Wednesday, January 02, 2008

Why European Wines? (Part 2)



OK, I'm back, the meds have kicked me into high gear, and I want to get back to explaining why I love European wines so much. Now, as you may recall in my previous rant about the New World, I am not fan of those wines. As opposed to cars or textiles, wine is not an industrial product. When done well, it is an artisanal commodity, despite the inherent contradictions of such a statement. By "artisanal commodity" I mean that it can be hand-crafted, with attention to detail, yet still be produced in quantities large enough to satisfy a market.

So I prefer wines from the Old World because they focus more on finesse and elegance than on raw power. To my palate, wines from Europe tend to be more complex, unfolding gently on the tongue, slowly exposing their mysteries as opposed to just showing you everything up front. It's the difference between Audrey Hepburn and Marylin Monroe. Sure, you wouldn't mind spending the evening with Mrs. Monroe, but wouldn't you want to grow old with Mrs. Hepburn? I know I would.

Wines from Europe come from a climate that is, in general, cooler than wines from the US or Australia. Thus, grapes tend to ripen more evenly, allowing all the different elements to slowly integrate and come together. And it's this balance that I love and look for in wine. In addition, European winemakers don't use tons of new oak unless they're masking defects, and they don't look for the high-alcohol, high-fruit extraction that one sees in the New World. With millenia of experience behind them, they can treat their wines with confidence and allow them to gently seduce us.

That's not to say that all European wines are great, mind you. Between freakish weather and winemakers' folly, one can find plenty of plonk coming from Europe. But, in general, I have preferred the wines of the Old World to those from the New World.

And the wines I have chosen to represent show this. None of them are "fruit bombs", none will shove oak splinters down your throat. But as they sit and unfold in the glass, they will all make you smile. Well, they made me smile.

Are they tougher to sell? Yes. Are they slightly more expensive? Sometimes. Won't the exchange rate be a bitch? Yes.

But it's worth it. I want to reintroduce these wines of elegance and finesse to the American palate, and I believe this is the time to do it. The market is trending away from the Yellow Tails and those horrors and more towards wines that can be drunk with food. It truly is an amazing time, as a real culture of wine is evolving in the US (last year wine surpassed beer as the favorite alcohol).

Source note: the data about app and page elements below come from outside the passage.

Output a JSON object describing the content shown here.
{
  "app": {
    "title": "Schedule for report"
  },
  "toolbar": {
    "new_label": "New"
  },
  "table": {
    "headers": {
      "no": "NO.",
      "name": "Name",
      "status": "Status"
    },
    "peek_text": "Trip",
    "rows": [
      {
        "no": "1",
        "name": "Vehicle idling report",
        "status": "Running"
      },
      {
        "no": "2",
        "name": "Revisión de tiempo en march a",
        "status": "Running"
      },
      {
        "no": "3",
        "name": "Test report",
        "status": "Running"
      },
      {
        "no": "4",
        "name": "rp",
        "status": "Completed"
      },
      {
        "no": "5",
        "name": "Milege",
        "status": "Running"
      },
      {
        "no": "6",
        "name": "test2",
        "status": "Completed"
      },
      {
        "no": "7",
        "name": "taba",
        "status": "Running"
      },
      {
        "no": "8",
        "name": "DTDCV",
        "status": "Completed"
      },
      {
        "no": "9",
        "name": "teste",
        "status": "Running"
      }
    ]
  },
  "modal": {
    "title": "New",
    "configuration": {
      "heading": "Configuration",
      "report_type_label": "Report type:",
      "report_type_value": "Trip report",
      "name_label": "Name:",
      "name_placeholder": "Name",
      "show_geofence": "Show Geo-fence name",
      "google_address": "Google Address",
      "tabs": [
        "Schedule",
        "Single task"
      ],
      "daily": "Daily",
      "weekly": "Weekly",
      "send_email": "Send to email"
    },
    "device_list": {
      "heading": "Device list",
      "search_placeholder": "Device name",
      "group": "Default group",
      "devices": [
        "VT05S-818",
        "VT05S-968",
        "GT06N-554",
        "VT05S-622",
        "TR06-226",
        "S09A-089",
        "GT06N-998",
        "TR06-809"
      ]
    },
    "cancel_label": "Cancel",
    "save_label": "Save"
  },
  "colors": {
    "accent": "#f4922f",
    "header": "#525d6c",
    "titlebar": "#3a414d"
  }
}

So there you have it, this is why I've chosen to represent European wines.
Cheers!

3 comments:

Elliot Essman said...

Pithy statements and very well said while avoiding snobbery. European wines simply have a better chance of giving the drinker some style and individuality. It doesn't always happen of course, but one must play by the numbers.

fred food said...

Right on- great commentary. The more wine I drink the more I find myself shying away from the fruit bombs and looking for character, finesse and elegance.

Mark V Marino said...

I have to say when I started reading this I thought how can he generalize and get away with it! But you raise some very valid points and I have to agree with your assessment. The exchange rate is the kicker I liked it better when we were the favored currency! The East Coast is a much better place to experience the European wines here I am stuck with many less choices..